Today and tomorrow the Supreme Court will hear oral arguments on cases that will set the tone for civil rights for years, if not decades, to come.
On March 26, the justices will hear Hollingsworth v. Perry, on the issue of California’s voter-approved ban on same-sex marriage. The justices have agreed to hear argument on the question of whether the U.S. Constitution bars California from limiting marriage to unions of one man and one woman. They will also consider whether those defending Proposition 8 have the standing necessary to do so.
On March 27, the justices are set to hear U.S. v. Windsor, about whether the federal Defense of Marriage Act passed in 1996 violates the U.S. Constitution. Another question to be argued is whether the Congress—acting through the House of Represenatives’ [sic] Bipartisan Legal Advisory Group—can defend DOMA even though the Obama Administration agreed with a federal appeals court that the law is unconstitutional. (source)
I cannot believe a reckoning like this is happening so soon. Nine states have already approved of same-sex marriage. Public opinion has gone from strong disapproval to supporting same-sex marriage by margins of 4 to 22 points depending on the poll. (source)
I have been fighting for gay rights for well over a decade. At first, it was letters to Congress and a Human Rights Campaign sticker on my car. I cheered when my church denomination ordained the first openly gay bishop, but I left my particular church over their decision to take a “middle of the road” view on the subject. A “let’s all be friends” and not really discuss anything when I thought the Episcopal churches would spearhead a change in Christianity. I was ashamed of them. I didn’t join another church because, even though their music was beautiful, they believed homosexuality was a sin and that is tantamount to homophobia. Eventually, I wrote how to be a Christian and support gay rights, and I hoped other Christians could see how the Bible does grow and should never be used as a weapon.

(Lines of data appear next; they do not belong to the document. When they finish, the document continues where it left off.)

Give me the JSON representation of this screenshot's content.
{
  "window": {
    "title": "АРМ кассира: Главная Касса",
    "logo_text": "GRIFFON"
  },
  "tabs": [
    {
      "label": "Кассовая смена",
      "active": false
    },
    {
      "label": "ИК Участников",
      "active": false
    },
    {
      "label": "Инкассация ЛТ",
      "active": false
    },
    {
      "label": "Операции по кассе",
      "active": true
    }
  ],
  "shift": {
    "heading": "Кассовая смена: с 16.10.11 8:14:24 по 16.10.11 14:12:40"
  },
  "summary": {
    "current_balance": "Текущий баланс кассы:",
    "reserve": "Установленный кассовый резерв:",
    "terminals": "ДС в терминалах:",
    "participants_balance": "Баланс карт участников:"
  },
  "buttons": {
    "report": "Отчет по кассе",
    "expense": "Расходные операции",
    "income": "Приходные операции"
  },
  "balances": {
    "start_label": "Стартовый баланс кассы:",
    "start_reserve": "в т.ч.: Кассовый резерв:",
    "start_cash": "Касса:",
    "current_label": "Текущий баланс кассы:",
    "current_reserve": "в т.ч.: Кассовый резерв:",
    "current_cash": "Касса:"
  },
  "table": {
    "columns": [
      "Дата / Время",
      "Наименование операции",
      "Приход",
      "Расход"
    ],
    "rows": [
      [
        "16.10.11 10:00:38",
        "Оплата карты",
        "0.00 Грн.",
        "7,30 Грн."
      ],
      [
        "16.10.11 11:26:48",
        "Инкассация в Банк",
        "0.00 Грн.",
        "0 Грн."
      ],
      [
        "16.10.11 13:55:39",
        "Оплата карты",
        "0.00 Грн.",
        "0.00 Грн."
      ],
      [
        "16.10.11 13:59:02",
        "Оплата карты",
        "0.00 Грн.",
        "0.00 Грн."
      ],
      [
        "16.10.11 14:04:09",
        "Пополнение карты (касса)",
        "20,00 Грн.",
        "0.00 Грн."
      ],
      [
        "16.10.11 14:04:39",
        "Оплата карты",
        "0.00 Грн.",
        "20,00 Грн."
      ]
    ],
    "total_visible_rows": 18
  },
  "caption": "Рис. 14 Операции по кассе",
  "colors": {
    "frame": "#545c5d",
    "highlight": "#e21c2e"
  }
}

I remember when Virginia’s ban on same-sex marriage went to the ballot in 2006. I stood the requisite number of feet away from the polling places and handed out Equality Virginia literature explaining why no one should support such a terrible amendment. We didn’t think we would win, not because I was a defeatist but because the vast majority of people did not believe in marriage beyond heterosexual couples. State after state had passed similar (although not as restrictive) bans since 2004 and only one state allowed gay marriage. (source) Sadly, we were right about losing, but everyone celebrated the over 1 million votes against it. I cried for both the people who stood with us and for all those whose rights were taken that day.
I also was asked that year if I was a lesbian while discussing my gratitude for being involved in the gay rights movement. I said: No, I happened to fall in love with a wonderful man. The woman never spoke to me again, but I didn’t stop my work. I did the math years before that conversation. If about 10% of the population is homosexual, they just didn’t have the votes. So I kept my Human Rights Campaign sticker on my car and stayed on the Equality Virginia newsletter and kept caring.
I’ll admit that I hardened against those who continued to promote homosexuality as a sin when so many gay teenagers committed suicide in 2010. But in responded with less rancor and more colors. I put up rainbow flags and rainbow stickers on our cars and tried to create some sort of beacon to the gay and lesbian teenagers living in my community. When other 4- and 5-year-old children taught mine that only a man and woman can marry, I didn’t appreciate intolerance being brought to the playground and into my home, but I sat my children down and explained on no uncertain terms that love is love.
Even on such an amazing day, not everything has changed in America. I know teens who can’t tell one or both parents because their parents will kick them out. I know kids forced out of the church they grew up in only to find another church where they are, at best, tolerated. And they think that’s what they deserve. I worry for all these families and churches because they how do they not see the broken hearts and homes in themselves and their neighbors.
However, so much has in these last few years. I don’t know what exactly happened except I wasn’t the only one walking out of churches, standing at polling places, speaking out. And my friends, who have been in the fight much longer than I, who had electric shock therapy to “get the gay out,” stayed true to themselves as they waited for the rest of us grow up. Today and tomorrow, the Supreme Court will hear the arguments for both sides, just as it has on every civil rights issue that America has faced. I pray our justice system will not fail us so we can begin to heal from the failures of our humanity towards the lesbian, gay and transgender community.